Domestic Sluttery is changing! Visit our new homepage to check out our fabulous makeover.


Wednesday 5 October 2011

The boy and his poison: The Gin Martini

I am a man. Granted not always a reliable one, but the one you never mind having around. Admittedly I may turn up to the party three hours late with a slightly gin-glazed, blithe expression, but I'll notice you're wearing new shoes and you've changed lip gloss. Not only that but I'll buy everyone drinks and I'll charm all your best friends until you reluctantly forgive me.

When the subject of being a booze correspondent for Domestic Sluttery came up I'm sure part of me should perhaps have questioned whether a few anatomical points may have presented an obstacle to joining in the fun. Oddly though, all I heard in my head was a small voice chanting 'license for fun', this is like writing for Esquire with a better audience.

So, a brief bit about Nick (that's me, by the way): He loves gin, he's put a ring on it and made it his own. He's not just about nursing cocktail recipes at home though, so he’s going to take this opportunity to introduce you to both where and what is great to drink right now. However all journeys have to begin somewhere, and whilst its been mentioned here before. We really can’t really start anywhere other than the classic martini.

The martini.

Gin or vodka, dry or wet, sweet, perfect or dirty, gibson, twist or olive? When you find a good bar, ordering it should make you feel like the bartender is tending to every nuance of your taste. Its widely accepted that it developed from the sweeter Martinez but for a drink that harks back to the 1800s it certainly doesn’t show its age. There’s also a lovely irony in its rise to prominence… you have the prohibition to blame. With bathtub gin being so easy to make during those dark times it shot to fame, and when the repeal happened the influx of quality gins and flavourless vodkas meant that martini could get drier and drier. Essentially there are two ingredients:
  1. 2oz/50ml of gin or vodka. The best you can get your hands on.
  2. A dash of vermouth around 5ml. Kina Lillet makes Bond's vespers, Noily Prat has amazing subtlety in its flavour but there's nothing wrong with Martini Extra Dry.
And then comes the art…

The Nick Martini (a la Dukes Hotel)
  1. Freeze your gin for 2 hrs (over night if possible).
  2. Chill a small martini or coupe glasse in the same freezer
  3. Add a splash of your vermouth to the glass
  4. Pour in the frozen gin
  5. Take a strip off an unwaxed lemon (amalfi if possible) with a vegetable peeler and pinch it between your fingers over the drink. Brush the lemon over the rim of the glass then drop it in skin side up.
The Dirty Martini (traditional stirring method)
  1. Fill your martini glass with ice (crushed if possible) and slug a dash of vermouth over the ice.
  2. Add a handful of your ice to your cocktail shaker, then your gin, and then 3/4tsp of brine from an olive jar. Stir 10-20 times.
  3. Tip away the ice and the vermouth into the sink (enjoy the excess of chucking away your low proof booze but savour how nice that martini lining to the glass will make the drink)
  4. Strain your gin into the glass and drop a lovely plump olive in. Think of it as grown up bobbing for apples.

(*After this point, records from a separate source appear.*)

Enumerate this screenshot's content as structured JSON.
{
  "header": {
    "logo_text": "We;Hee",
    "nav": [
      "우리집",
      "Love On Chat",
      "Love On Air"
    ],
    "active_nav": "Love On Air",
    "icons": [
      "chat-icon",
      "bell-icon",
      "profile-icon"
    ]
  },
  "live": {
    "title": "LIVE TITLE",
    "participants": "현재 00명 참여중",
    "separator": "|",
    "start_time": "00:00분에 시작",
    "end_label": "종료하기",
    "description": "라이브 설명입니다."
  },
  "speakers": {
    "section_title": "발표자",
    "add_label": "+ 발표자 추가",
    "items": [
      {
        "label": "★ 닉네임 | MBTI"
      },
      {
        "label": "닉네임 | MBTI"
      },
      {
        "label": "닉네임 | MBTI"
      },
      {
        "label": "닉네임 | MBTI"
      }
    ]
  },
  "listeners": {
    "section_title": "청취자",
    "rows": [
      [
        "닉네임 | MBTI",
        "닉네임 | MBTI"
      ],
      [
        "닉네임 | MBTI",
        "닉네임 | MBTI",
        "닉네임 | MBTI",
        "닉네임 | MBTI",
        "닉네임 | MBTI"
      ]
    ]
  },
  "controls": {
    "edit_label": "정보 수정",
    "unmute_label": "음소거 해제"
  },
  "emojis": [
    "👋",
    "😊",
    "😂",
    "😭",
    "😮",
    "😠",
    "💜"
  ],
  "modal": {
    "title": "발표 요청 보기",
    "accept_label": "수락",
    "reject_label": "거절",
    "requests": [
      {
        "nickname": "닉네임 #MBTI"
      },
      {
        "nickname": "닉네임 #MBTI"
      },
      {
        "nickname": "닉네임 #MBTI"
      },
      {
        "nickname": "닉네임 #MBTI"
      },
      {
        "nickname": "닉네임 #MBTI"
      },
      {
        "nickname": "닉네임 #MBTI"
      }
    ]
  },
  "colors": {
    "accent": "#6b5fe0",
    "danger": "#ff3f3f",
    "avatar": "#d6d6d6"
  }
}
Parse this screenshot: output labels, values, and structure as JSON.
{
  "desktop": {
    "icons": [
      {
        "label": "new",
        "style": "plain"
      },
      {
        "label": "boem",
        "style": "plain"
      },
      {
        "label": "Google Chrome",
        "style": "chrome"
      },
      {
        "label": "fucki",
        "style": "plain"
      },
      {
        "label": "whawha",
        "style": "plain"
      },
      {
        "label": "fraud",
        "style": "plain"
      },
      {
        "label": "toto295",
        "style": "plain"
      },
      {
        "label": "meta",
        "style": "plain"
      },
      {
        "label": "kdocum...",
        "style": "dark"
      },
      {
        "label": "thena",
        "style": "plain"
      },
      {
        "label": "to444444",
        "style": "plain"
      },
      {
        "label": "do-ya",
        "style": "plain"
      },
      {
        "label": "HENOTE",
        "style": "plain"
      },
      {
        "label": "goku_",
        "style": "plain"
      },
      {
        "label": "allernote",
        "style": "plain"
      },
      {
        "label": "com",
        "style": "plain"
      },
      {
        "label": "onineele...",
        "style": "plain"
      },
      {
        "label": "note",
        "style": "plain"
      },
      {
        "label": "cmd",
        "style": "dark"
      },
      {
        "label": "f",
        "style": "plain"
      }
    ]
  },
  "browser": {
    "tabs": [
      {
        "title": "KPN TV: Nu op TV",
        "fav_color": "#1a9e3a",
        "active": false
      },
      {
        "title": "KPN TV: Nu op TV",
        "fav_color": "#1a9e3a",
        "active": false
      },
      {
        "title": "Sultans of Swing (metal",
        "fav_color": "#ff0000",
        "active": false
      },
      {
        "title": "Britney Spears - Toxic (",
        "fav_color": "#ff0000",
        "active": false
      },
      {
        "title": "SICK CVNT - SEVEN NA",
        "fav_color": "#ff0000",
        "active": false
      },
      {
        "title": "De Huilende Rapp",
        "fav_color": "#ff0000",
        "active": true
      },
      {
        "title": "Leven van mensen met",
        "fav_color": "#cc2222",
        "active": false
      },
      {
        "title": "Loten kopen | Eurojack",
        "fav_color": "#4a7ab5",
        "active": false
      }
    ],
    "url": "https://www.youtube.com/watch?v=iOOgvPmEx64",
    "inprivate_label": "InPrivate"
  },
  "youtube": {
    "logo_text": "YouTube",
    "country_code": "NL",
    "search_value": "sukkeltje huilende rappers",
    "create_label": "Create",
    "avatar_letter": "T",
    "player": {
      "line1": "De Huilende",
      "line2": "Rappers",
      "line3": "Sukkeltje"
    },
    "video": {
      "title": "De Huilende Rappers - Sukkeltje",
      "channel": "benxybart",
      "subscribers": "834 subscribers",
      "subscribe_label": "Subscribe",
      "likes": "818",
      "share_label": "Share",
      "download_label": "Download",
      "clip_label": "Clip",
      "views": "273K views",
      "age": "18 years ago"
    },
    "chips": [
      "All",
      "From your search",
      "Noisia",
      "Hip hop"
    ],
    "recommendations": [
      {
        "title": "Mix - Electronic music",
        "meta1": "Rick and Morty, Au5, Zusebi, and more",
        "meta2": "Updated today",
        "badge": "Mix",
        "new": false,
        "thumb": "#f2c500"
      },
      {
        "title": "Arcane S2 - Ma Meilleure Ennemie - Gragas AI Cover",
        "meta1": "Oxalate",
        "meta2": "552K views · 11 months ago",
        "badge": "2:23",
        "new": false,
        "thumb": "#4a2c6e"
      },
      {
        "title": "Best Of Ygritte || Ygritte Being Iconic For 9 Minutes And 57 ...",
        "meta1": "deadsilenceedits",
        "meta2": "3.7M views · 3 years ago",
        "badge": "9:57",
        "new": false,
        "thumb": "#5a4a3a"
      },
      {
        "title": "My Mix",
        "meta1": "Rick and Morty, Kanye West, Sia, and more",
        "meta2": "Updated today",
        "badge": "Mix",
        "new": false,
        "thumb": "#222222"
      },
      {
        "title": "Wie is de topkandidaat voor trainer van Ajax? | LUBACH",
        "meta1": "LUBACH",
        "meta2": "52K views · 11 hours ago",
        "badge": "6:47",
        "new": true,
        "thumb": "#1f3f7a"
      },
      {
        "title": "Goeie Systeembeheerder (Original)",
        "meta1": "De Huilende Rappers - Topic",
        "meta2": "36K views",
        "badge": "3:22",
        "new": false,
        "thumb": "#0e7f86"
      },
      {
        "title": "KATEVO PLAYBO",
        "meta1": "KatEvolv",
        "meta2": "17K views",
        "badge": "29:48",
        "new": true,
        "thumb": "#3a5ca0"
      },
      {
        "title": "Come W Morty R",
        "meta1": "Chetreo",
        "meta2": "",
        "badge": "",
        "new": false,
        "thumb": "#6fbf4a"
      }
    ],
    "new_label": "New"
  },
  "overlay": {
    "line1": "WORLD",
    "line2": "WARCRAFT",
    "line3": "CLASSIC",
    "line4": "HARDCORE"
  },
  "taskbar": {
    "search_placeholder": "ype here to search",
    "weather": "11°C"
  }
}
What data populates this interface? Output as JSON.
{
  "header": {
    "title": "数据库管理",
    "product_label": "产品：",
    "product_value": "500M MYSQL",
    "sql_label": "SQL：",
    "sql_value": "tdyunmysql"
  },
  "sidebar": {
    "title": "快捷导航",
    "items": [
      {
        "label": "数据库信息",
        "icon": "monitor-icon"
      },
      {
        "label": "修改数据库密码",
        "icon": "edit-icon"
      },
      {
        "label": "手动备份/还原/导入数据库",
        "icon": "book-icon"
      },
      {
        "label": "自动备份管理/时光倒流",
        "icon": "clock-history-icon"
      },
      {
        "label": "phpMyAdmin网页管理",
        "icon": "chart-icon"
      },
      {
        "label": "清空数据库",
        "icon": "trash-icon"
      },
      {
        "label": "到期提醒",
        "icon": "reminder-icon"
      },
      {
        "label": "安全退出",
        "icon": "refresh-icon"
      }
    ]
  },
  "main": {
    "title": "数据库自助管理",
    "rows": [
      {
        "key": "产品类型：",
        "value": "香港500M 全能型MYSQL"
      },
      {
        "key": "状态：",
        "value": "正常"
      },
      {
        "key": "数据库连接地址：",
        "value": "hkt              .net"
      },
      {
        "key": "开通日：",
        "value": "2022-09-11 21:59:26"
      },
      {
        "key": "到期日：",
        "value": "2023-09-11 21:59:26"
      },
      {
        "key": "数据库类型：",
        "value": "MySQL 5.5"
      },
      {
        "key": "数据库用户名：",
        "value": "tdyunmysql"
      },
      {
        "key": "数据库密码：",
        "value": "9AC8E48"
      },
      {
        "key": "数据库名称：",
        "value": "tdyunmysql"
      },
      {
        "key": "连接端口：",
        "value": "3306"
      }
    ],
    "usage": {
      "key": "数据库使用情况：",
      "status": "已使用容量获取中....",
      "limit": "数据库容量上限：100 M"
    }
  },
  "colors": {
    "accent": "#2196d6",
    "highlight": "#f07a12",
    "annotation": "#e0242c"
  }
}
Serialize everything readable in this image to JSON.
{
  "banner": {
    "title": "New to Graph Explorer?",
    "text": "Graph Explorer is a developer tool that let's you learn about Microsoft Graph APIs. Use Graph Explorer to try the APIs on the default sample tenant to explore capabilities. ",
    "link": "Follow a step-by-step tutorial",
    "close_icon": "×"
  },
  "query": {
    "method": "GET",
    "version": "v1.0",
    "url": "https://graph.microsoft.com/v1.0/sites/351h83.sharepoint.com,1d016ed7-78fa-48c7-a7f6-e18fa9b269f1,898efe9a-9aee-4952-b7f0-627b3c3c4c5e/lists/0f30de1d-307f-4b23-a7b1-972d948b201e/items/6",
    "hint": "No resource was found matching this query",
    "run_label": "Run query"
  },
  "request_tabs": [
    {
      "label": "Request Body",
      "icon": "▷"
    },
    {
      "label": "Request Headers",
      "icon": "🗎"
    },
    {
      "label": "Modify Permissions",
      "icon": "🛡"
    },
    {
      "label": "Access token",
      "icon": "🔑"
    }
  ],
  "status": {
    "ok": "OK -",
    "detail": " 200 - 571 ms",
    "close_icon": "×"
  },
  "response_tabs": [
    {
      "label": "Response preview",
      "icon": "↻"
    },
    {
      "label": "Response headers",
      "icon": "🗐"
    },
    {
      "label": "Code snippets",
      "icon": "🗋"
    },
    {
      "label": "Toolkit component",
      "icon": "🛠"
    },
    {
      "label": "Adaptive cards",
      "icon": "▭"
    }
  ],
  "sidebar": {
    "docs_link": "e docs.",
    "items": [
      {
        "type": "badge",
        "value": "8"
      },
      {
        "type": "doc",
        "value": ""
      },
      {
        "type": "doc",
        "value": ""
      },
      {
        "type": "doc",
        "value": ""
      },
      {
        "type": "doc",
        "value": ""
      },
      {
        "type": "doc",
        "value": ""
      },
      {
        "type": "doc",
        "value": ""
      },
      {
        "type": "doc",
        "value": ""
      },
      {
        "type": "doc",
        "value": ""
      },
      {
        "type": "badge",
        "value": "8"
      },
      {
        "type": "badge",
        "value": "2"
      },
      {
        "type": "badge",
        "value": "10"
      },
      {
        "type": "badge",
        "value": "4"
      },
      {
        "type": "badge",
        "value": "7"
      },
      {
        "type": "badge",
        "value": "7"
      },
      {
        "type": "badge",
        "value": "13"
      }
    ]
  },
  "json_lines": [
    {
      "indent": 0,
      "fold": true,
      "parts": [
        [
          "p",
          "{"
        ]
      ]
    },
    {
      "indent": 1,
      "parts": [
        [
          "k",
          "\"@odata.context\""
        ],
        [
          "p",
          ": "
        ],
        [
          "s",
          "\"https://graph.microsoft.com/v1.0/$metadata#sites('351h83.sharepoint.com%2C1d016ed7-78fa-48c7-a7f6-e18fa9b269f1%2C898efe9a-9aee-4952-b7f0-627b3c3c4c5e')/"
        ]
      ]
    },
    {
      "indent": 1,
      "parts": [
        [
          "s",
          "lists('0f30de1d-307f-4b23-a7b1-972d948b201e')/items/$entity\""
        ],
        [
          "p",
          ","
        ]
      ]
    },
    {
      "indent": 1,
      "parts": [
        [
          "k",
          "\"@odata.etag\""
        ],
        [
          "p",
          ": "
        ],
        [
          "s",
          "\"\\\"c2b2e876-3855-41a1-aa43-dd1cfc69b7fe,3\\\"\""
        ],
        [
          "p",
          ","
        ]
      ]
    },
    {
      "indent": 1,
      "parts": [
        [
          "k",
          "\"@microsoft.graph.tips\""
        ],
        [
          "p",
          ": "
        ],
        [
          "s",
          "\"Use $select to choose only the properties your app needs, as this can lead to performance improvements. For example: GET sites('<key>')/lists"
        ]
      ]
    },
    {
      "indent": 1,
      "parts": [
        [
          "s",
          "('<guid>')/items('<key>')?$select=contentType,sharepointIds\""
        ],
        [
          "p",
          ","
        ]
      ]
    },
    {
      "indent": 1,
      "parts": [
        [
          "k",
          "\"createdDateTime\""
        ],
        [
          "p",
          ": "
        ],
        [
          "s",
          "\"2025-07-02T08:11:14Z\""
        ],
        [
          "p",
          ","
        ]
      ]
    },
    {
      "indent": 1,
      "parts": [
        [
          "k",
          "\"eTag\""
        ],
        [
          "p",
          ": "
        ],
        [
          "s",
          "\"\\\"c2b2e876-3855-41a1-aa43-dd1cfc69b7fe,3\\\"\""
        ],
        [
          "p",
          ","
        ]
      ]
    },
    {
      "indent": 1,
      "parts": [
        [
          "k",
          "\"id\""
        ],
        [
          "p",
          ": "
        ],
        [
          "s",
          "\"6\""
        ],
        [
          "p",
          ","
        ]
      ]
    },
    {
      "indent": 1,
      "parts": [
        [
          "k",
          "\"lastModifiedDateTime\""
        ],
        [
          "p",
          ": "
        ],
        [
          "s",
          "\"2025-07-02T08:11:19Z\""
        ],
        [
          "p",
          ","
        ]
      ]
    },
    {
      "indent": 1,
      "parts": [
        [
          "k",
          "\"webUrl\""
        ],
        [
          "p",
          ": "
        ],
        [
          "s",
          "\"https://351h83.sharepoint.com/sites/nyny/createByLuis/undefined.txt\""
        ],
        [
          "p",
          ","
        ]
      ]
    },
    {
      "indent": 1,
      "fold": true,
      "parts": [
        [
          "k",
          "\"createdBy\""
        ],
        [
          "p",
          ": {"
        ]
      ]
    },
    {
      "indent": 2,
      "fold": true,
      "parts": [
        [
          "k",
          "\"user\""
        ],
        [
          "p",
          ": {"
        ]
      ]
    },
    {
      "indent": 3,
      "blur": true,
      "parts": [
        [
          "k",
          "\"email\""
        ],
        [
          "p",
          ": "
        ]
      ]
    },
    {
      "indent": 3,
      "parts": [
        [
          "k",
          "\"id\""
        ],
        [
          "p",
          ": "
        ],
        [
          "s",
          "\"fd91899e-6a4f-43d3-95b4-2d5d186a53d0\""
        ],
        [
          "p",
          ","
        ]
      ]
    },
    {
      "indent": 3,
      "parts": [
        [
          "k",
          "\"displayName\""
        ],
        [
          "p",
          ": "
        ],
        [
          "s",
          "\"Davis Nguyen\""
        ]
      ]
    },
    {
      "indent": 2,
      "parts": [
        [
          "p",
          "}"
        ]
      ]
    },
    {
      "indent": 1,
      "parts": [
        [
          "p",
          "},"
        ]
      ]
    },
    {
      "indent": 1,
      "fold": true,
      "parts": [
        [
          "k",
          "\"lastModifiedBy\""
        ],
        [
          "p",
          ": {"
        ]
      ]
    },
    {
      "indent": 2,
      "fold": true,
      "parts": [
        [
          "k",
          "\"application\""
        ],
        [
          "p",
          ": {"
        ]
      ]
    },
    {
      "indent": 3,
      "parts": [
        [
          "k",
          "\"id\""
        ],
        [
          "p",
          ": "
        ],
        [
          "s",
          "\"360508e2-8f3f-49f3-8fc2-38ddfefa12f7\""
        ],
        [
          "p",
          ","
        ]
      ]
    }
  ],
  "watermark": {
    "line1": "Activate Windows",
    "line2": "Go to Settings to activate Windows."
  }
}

  1. As someone who has been at the receiving end of Nick's cocktail generosity: BE WARNED.

  2. I remember a foray to Chez Nick... It involved straight from the bottle absinthe. Sounds like I need to visit again!

  3. Sluttery nights are going to be even more troublesome now...

  4. Gin Martini's at Dukes are just fabulous!


Note: only a member of this blog may post a comment.

Related Posts Plugin for WordPress, Blogger...